The ankle-brachial index (ABI) test is a painless exam that is used to diagnose peripheral arterial disease (PAD). The ABI compares blood flow in the ankles and arms, detecting poor circulation that can be caused by fatty plaque buildup. During the ABI, inflatable cuffs are used on your arms and ankles to measure your blood pressure. Once the cuffs are deflated, a Doppler ultrasound is also used on your ankle to listen to your arteries. To determine the ABI, the systolic blood pressure (the top number of a blood pressure reading) of the ankle is divided by the systolic blood pressure of the arm. The simple ABI test takes less than 15 minutes to perform at a physician’s office.
When arteries in the arms and legs become obstructed by plaque, PAD occurs. The primary symptoms of PAD are:
- Pain in your calves, thighs, hips or buttocks
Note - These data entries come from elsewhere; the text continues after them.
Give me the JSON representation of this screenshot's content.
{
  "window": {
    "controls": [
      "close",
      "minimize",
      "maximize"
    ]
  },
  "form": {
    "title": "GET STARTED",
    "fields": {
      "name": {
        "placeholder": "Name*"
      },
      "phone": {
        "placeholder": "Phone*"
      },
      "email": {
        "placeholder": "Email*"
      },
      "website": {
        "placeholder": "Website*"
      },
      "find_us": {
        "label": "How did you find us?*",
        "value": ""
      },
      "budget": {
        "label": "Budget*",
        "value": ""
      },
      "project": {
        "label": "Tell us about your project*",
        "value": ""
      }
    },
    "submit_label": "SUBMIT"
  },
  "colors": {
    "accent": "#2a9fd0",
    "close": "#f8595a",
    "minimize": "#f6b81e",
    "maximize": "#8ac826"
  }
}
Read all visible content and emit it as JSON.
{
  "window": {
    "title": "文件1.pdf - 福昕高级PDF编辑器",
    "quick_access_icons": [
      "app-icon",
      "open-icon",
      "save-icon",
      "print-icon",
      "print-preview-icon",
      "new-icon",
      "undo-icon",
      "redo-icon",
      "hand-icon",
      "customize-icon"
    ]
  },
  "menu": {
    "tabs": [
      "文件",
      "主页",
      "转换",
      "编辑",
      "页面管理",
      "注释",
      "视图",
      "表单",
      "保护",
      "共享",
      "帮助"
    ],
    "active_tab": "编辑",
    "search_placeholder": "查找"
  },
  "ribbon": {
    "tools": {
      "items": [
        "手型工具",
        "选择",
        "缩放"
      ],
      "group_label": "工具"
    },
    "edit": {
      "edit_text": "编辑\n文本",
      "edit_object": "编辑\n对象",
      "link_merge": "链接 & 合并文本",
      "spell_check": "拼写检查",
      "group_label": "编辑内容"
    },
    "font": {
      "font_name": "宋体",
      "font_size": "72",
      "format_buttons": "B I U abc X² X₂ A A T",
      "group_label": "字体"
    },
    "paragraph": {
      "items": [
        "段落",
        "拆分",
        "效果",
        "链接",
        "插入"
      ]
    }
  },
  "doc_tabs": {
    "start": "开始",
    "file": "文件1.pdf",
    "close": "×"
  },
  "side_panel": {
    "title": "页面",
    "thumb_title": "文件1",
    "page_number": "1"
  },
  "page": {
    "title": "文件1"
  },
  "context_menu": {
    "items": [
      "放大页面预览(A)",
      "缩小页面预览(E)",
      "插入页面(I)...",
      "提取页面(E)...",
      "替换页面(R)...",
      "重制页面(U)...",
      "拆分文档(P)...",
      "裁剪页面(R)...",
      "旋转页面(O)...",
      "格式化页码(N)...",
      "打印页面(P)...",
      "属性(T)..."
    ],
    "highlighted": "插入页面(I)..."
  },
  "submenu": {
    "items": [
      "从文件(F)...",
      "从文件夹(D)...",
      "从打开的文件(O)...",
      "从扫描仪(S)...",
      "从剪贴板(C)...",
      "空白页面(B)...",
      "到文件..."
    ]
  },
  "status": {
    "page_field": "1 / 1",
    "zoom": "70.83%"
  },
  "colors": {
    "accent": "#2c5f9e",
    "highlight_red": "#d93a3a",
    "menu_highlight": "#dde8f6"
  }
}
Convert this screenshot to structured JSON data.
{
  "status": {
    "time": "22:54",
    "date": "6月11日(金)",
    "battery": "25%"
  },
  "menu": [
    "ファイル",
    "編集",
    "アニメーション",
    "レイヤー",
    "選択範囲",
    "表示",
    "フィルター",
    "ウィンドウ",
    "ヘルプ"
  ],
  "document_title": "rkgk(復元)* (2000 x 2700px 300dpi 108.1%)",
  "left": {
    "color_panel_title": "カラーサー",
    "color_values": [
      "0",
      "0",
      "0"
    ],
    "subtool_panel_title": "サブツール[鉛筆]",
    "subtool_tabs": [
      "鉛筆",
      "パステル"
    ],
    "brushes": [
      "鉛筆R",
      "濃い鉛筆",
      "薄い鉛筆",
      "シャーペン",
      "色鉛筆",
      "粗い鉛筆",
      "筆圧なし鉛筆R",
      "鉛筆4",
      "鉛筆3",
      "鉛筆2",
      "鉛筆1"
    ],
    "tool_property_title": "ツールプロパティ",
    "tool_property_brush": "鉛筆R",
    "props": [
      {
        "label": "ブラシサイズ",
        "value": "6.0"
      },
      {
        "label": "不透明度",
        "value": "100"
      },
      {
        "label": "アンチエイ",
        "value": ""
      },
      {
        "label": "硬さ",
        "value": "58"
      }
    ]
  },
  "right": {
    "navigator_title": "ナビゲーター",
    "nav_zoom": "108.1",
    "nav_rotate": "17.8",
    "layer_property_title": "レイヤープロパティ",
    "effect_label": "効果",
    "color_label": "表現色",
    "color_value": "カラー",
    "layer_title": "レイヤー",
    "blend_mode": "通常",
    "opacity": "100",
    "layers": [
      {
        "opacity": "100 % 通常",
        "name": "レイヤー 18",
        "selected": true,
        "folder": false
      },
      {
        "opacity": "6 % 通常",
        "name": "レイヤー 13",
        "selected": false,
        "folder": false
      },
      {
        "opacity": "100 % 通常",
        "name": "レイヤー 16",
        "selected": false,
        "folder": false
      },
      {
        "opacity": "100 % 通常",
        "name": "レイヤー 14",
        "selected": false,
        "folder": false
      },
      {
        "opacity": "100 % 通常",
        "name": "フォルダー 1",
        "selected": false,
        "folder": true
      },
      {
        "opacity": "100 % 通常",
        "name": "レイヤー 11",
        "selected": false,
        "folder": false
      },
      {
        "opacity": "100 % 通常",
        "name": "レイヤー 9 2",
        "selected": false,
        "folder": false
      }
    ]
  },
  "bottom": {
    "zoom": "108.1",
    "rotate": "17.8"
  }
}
- Symptoms that worsen with activity and are relieved with rest
It is important to notify your physician right away if you experience any of these symptoms. Patients with PAD are at a greater risk for a heart attack or stroke.
What to Expect During Your Ankle-Brachial Index Test
Preparing for Your Procedure
No special preparation is necessary for the ABI test.
During Your Procedure
The ABI test is painless and non-invasive, although you might feel slight pressure when the cuffs are inflated. You will lie down on the exam table and blood pressure cuffs will be attached to your arms and legs. Stay still, breathe normally and relax. The ABI test usually lasts about 15 minutes or less.
After Your Procedure
Your physician will give you the ABI results and discuss the appropriate next steps. Your results will fall into one of the following categories:
- ABI of 1.0 or greater: Your blood flow is in normal range.
- ABI of 0.5 – 0.9: These results fall into the abnormal category. Depending on your test results, your physician may prescribe medications or order additional testing. You may also be referred to a vascular specialist.
- ABI of less than 0.5: This range indicates severe PAD. Your physician will determine additional diagnostic measures and medications.
Ohio State’s Ross Heart Hospital
OSU Heart Center at Bellefontaine
OSU Heart & Vascular Center at Stoneridge (Dublin)
OSU Heart Center at Marysville
OSU Heart Center at University Hospital East
To schedule your appointment, please call 614-293-ROSS or 888-293-ROSS.